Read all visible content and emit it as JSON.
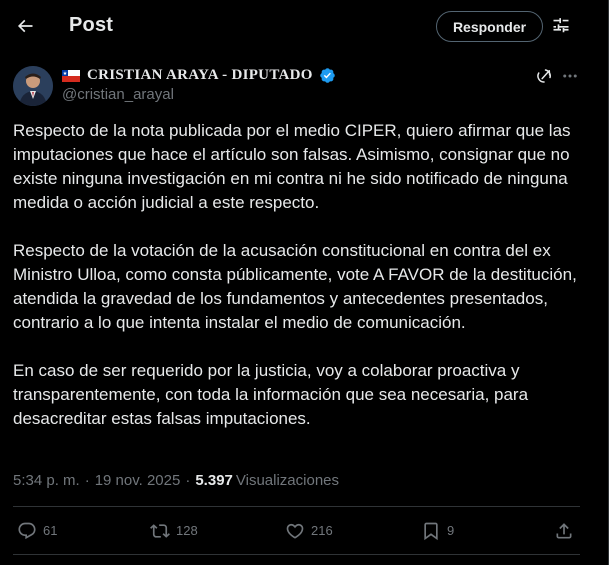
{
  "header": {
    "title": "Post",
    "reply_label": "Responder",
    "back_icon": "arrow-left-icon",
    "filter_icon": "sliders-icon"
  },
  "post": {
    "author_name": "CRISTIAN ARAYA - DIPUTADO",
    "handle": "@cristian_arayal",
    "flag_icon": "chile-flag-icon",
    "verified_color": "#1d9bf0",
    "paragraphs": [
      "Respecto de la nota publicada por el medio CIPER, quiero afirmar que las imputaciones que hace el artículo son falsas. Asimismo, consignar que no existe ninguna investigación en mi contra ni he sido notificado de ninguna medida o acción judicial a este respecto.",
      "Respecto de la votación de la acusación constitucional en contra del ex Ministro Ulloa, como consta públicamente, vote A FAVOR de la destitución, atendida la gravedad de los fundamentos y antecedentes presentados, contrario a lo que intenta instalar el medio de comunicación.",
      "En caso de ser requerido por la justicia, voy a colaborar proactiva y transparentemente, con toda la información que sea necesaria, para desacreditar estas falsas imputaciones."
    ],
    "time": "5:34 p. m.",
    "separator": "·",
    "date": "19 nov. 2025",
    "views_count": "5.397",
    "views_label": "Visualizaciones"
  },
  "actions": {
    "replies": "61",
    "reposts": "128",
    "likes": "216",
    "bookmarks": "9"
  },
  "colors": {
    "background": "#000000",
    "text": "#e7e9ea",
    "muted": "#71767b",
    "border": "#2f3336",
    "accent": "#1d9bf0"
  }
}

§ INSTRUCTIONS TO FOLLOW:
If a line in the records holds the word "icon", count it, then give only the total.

§ ANSWER SECTION:
3